─── Source information ───

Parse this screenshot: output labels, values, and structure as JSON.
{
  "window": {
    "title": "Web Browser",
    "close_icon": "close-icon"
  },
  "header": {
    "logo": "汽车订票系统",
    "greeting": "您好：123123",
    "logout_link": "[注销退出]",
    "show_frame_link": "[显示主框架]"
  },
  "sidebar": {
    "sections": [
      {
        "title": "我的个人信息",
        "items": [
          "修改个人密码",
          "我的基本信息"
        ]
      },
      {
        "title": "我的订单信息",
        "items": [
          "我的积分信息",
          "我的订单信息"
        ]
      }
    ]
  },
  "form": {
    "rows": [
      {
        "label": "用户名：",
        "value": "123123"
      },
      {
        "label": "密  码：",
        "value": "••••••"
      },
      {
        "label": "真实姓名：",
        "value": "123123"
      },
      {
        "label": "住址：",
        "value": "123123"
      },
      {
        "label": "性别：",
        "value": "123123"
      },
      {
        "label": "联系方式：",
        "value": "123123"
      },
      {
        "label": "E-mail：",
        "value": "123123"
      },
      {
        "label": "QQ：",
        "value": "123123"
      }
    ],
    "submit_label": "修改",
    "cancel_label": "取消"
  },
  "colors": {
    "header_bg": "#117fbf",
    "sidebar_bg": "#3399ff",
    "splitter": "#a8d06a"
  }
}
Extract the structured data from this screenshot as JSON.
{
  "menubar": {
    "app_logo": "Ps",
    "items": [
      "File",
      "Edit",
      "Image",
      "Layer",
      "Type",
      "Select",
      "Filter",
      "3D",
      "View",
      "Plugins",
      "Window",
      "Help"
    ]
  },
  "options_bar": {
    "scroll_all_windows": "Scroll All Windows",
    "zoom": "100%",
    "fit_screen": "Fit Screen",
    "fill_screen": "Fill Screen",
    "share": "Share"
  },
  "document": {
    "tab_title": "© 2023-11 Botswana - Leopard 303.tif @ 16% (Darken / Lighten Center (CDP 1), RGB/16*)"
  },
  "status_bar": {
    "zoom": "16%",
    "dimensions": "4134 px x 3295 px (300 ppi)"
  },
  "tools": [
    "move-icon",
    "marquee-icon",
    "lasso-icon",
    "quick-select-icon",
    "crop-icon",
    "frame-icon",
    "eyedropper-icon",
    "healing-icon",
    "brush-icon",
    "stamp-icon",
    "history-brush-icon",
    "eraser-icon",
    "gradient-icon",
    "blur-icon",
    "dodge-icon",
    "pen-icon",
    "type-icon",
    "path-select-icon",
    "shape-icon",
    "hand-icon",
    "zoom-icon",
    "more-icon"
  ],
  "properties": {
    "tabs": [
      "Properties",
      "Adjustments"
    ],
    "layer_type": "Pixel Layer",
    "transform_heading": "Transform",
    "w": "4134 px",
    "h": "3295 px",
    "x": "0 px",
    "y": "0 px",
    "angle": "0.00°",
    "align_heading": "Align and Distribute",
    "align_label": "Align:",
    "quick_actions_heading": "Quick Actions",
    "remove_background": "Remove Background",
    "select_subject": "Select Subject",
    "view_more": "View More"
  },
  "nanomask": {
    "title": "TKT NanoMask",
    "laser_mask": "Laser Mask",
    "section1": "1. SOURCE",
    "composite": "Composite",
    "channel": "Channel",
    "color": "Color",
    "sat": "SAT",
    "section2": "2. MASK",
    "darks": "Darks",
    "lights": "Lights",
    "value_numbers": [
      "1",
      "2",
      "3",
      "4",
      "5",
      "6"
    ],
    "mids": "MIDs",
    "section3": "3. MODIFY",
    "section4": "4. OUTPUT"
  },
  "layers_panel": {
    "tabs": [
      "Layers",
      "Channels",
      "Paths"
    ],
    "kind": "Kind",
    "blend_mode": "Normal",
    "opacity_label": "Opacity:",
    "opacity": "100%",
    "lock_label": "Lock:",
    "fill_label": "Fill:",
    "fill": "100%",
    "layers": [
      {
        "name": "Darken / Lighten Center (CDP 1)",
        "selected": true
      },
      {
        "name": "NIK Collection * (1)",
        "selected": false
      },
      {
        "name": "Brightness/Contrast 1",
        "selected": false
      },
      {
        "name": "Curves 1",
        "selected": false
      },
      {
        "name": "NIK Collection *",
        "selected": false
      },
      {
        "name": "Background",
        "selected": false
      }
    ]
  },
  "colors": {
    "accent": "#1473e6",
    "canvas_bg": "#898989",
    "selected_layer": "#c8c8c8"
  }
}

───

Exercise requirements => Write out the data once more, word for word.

Answer to the exercise =>
Parse this screenshot: output labels, values, and structure as JSON.
{
  "window": {
    "title": "Web Browser",
    "close_icon": "close-icon"
  },
  "header": {
    "logo": "汽车订票系统",
    "greeting": "您好：123123",
    "logout_link": "[注销退出]",
    "show_frame_link": "[显示主框架]"
  },
  "sidebar": {
    "sections": [
      {
        "title": "我的个人信息",
        "items": [
          "修改个人密码",
          "我的基本信息"
        ]
      },
      {
        "title": "我的订单信息",
        "items": [
          "我的积分信息",
          "我的订单信息"
        ]
      }
    ]
  },
  "form": {
    "rows": [
      {
        "label": "用户名：",
        "value": "123123"
      },
      {
        "label": "密  码：",
        "value": "••••••"
      },
      {
        "label": "真实姓名：",
        "value": "123123"
      },
      {
        "label": "住址：",
        "value": "123123"
      },
      {
        "label": "性别：",
        "value": "123123"
      },
      {
        "label": "联系方式：",
        "value": "123123"
      },
      {
        "label": "E-mail：",
        "value": "123123"
      },
      {
        "label": "QQ：",
        "value": "123123"
      }
    ],
    "submit_label": "修改",
    "cancel_label": "取消"
  },
  "colors": {
    "header_bg": "#117fbf",
    "sidebar_bg": "#3399ff",
    "splitter": "#a8d06a"
  }
}
Extract the structured data from this screenshot as JSON.
{
  "menubar": {
    "app_logo": "Ps",
    "items": [
      "File",
      "Edit",
      "Image",
      "Layer",
      "Type",
      "Select",
      "Filter",
      "3D",
      "View",
      "Plugins",
      "Window",
      "Help"
    ]
  },
  "options_bar": {
    "scroll_all_windows": "Scroll All Windows",
    "zoom": "100%",
    "fit_screen": "Fit Screen",
    "fill_screen": "Fill Screen",
    "share": "Share"
  },
  "document": {
    "tab_title": "© 2023-11 Botswana - Leopard 303.tif @ 16% (Darken / Lighten Center (CDP 1), RGB/16*)"
  },
  "status_bar": {
    "zoom": "16%",
    "dimensions": "4134 px x 3295 px (300 ppi)"
  },
  "tools": [
    "move-icon",
    "marquee-icon",
    "lasso-icon",
    "quick-select-icon",
    "crop-icon",
    "frame-icon",
    "eyedropper-icon",
    "healing-icon",
    "brush-icon",
    "stamp-icon",
    "history-brush-icon",
    "eraser-icon",
    "gradient-icon",
    "blur-icon",
    "dodge-icon",
    "pen-icon",
    "type-icon",
    "path-select-icon",
    "shape-icon",
    "hand-icon",
    "zoom-icon",
    "more-icon"
  ],
  "properties": {
    "tabs": [
      "Properties",
      "Adjustments"
    ],
    "layer_type": "Pixel Layer",
    "transform_heading": "Transform",
    "w": "4134 px",
    "h": "3295 px",
    "x": "0 px",
    "y": "0 px",
    "angle": "0.00°",
    "align_heading": "Align and Distribute",
    "align_label": "Align:",
    "quick_actions_heading": "Quick Actions",
    "remove_background": "Remove Background",
    "select_subject": "Select Subject",
    "view_more": "View More"
  },
  "nanomask": {
    "title": "TKT NanoMask",
    "laser_mask": "Laser Mask",
    "section1": "1. SOURCE",
    "composite": "Composite",
    "channel": "Channel",
    "color": "Color",
    "sat": "SAT",
    "section2": "2. MASK",
    "darks": "Darks",
    "lights": "Lights",
    "value_numbers": [
      "1",
      "2",
      "3",
      "4",
      "5",
      "6"
    ],
    "mids": "MIDs",
    "section3": "3. MODIFY",
    "section4": "4. OUTPUT"
  },
  "layers_panel": {
    "tabs": [
      "Layers",
      "Channels",
      "Paths"
    ],
    "kind": "Kind",
    "blend_mode": "Normal",
    "opacity_label": "Opacity:",
    "opacity": "100%",
    "lock_label": "Lock:",
    "fill_label": "Fill:",
    "fill": "100%",
    "layers": [
      {
        "name": "Darken / Lighten Center (CDP 1)",
        "selected": true
      },
      {
        "name": "NIK Collection * (1)",
        "selected": false
      },
      {
        "name": "Brightness/Contrast 1",
        "selected": false
      },
      {
        "name": "Curves 1",
        "selected": false
      },
      {
        "name": "NIK Collection *",
        "selected": false
      },
      {
        "name": "Background",
        "selected": false
      }
    ]
  },
  "colors": {
    "accent": "#1473e6",
    "canvas_bg": "#898989",
    "selected_layer": "#c8c8c8"
  }
}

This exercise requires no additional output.